KHOST, Afghanistan, July 12 (UPI) -- A suicide car bomb attack on a checkpoint near Camp Chapman, adjacent to the city of Khost, Afghanistan, killed 25 people on Sunday, according to reports.
No groups have claimed responsibility for the bombing.
The incident comes after U.S. drone strikes in Afghanistan's Nangarhar province, just north of Khost province, last week killed the commander of the region's Islamic State cell, Hafiz Saeed Khan, as well as two of the group's senior commanders.
Earlier last week, an improvised explosive device attached to a motorcycle killed two civilians and a police officer as a police unit patrolled by in Kandahar, and a suicide car bomb attack on a NATO convoy in Kabul wounded four civilians.
Sunday's attack also comes amid an increase in militant assaults on Afghan security forces, about 330 of whom are killed or wounded each week in militant attacks by the Taliban and other groups, according to U.S. and Afghan officials. In the first 15 weeks of 2015, such attacks occurred at a rate 70 percent higher than during the same period in 2014.

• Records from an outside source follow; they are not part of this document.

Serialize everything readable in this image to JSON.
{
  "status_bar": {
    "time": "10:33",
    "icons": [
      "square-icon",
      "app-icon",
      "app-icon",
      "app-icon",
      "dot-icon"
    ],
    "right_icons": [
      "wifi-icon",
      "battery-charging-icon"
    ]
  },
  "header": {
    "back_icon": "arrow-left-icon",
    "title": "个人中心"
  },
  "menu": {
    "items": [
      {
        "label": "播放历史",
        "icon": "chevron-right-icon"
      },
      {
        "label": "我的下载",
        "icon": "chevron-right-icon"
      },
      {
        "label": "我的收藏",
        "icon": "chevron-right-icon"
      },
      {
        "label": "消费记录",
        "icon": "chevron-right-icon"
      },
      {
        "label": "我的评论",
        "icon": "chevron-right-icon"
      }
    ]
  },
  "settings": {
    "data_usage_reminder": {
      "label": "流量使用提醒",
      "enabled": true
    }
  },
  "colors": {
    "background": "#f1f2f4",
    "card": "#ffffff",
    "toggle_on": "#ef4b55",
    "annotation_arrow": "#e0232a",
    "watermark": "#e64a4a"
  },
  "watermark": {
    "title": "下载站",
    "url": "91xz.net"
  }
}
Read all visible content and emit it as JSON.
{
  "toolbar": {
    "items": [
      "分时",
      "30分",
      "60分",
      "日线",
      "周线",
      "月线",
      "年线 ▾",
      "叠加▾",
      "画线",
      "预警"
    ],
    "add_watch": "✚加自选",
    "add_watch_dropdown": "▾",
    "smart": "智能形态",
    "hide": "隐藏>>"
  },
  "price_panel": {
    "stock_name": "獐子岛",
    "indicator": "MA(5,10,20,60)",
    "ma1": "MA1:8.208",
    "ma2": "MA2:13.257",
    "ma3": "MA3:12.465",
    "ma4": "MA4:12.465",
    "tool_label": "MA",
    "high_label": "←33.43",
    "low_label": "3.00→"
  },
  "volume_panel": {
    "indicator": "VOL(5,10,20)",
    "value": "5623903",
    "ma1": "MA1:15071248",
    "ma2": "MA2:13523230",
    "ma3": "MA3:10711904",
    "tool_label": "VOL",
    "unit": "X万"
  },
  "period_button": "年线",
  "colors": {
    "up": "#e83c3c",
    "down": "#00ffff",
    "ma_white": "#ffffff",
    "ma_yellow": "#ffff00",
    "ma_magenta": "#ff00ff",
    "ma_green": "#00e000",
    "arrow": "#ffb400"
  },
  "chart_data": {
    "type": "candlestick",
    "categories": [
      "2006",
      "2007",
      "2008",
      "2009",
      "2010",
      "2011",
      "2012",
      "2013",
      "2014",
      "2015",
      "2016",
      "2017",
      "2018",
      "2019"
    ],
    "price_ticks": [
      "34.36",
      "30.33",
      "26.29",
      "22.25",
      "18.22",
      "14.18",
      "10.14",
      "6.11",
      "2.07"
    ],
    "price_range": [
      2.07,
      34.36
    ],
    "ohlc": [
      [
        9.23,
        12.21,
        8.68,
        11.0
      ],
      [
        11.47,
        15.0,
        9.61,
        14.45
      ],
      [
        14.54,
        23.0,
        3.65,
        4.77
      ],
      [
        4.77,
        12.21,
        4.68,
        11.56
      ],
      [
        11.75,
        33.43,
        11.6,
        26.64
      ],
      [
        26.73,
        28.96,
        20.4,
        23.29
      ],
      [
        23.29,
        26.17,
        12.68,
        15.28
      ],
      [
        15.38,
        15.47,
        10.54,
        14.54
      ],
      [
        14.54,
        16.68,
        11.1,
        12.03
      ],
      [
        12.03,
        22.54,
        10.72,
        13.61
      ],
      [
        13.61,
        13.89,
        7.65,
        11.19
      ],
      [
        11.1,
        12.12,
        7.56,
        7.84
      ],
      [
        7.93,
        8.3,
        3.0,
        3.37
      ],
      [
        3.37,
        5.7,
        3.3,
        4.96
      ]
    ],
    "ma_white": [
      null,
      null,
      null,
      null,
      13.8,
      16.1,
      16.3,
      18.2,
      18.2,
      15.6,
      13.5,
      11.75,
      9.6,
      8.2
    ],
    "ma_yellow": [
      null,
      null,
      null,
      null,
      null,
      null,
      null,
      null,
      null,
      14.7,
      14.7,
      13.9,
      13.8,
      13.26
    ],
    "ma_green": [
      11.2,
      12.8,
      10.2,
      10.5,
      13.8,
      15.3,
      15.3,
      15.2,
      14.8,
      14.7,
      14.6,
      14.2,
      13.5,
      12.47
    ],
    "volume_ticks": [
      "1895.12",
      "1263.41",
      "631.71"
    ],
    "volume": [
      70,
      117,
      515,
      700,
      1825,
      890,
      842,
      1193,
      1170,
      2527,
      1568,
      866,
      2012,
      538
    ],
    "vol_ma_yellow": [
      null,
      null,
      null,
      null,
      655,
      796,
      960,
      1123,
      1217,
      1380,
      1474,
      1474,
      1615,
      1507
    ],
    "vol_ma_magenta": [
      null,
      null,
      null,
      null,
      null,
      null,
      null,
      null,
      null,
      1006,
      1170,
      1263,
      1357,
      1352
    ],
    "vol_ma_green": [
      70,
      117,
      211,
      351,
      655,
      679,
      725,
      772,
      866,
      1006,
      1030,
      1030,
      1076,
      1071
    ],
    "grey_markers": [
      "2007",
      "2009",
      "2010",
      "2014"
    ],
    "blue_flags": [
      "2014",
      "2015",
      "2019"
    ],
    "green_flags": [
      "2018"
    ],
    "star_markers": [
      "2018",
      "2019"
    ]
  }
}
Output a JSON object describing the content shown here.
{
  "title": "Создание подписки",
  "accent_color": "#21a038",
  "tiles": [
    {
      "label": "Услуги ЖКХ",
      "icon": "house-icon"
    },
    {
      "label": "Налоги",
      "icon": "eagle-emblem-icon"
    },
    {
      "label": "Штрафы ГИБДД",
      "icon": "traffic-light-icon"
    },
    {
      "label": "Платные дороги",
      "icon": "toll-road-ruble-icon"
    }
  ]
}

The Taliban claimed to have killed up to 25 police officers in raids against checkpoints -- some manned by two to three officers -- in remote areas of Helmand province last month.
Around the same time, the Afghan military says it counter-attacked and seized two districts in the county's north after they were overran by Taliban militants fighting alongside IS forces.
U.S. President Barack Obama announced plans for U.S. withdrawal from Afghanistan in 2011, and coalition forces officially handed the security operation to Afghan forces in December 2014.
The president's original timetable called for a reduction of U.S. troops in the country to 5,500 by the end of 2015, but in late March Obama announced the U.S. force would maintain its current posture of nearly 10,000 troops, used for advising and assisting Afghan forces, until the end of the year.
Camp Chapman was the setting of a 2009 attack, when an al-Qaida triple agent blew himself up while meeting with CIA handlers, killing nine people, including seven officials working for the agency.